Posted on April 8, 2016
It’s only been 20-30 years since “Mold” received any credibility as a possible health risk when it was found in a home. So many people suffered with toxic levels of molds in their bodies, and there were very few doctors who acknowledged such a condition, and if they did, they were limited in diagnostic technology to confirm, and treatments that could remove the mold from the patient. The patient was at a loss to find someone to determine if, or how much mold was present in the home, and where it was located. At this point they could not tolerate being in their home for any length of time, without getting sicker. Finally a new career field of Environmental Hygienist born, and these specialist were the only ones who knew where to look, and how to determine if there was mold in a structure. This was both good, and bad because there weren’t enough of these specialist to address all of the potential mold exposed buildings.

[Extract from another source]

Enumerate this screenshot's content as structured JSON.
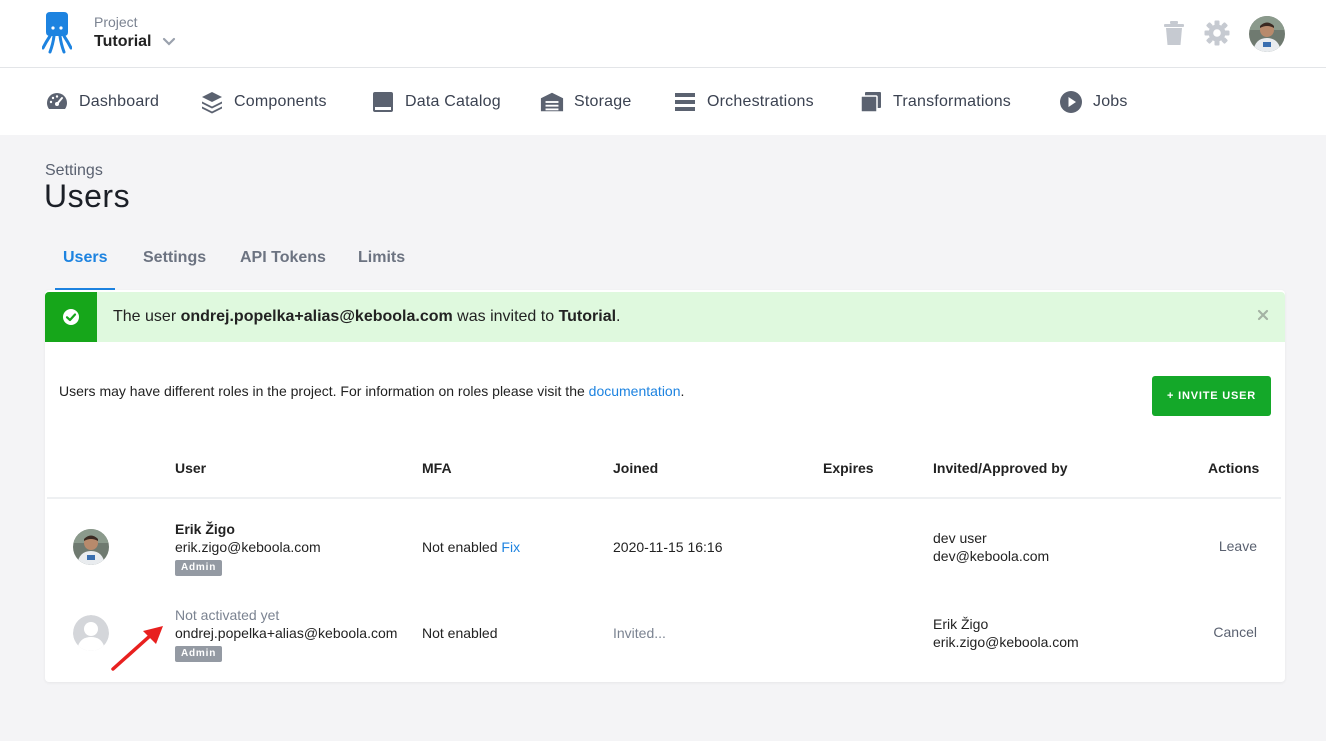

As good as this route was to follow, there were always some speculation verses hard data because humans, and their diagnostic equipment have limitations.
So fast forward till about 5 years ago, when after more than two years of study, a panel of experts concluded that dogs could, in fact, be trained to sniff out specific microbial volatile organic compounds associated with over 18 specific species of the most common “toxic” molds. Later, armed with the support of the experts, they began training the first dogs with a few mold odors. Once it was clear that dogs could find the hidden mold in various building structures, they began to fine-tune the dogs’ detection abilities by adding additional odors.
Mold-detecting dogs are trained to discriminate scents of various types of microbial colonies in a variety of structures, including attics and crawl spaces. The method of indication is a passive sit. If the dog finds mold, the dog will alert the handler to the location. The mold dogs receive 800 to 1000 hours of training, and are proficient in their duties before the handler arrives at the Academy. The mold dog and handler are then paired and trained together for a minimum of 40 hours. Quarterly testing and annual re-certification are required. At the end of the course, the Certified Master Trainer verifies that each canine team is capable of discriminating scents of the mold and issues certification.
B.I.T. (basic instinct training) is a proprietary method of dog training that employs the dog’s natural instincts and drives, channeling the dog’s genetic programming to hunt, track and stalk prey. Every detector dog trained whether it’s for insect pests, explosives, arson, tracking, narcotics or mold detection with this exclusive and revolutionary method of dog training. B.I.T. was developed through years of experimentation, observation and experience and through consultation with canine behavioral experts. B.I.T. is based on positive reinforcement and operant conditioning in an extraordinary mix. Because of its emphasis on positive reinforcement B.I.T. produces top quality work dogs that are happy, highly motivated, excited and enthusiastic.
So there you have it, once again Canines win, technology comes up short. If any of you are contemplating a career field change, and you love hanging out with your dog, then check out “mold sniffing dogs”.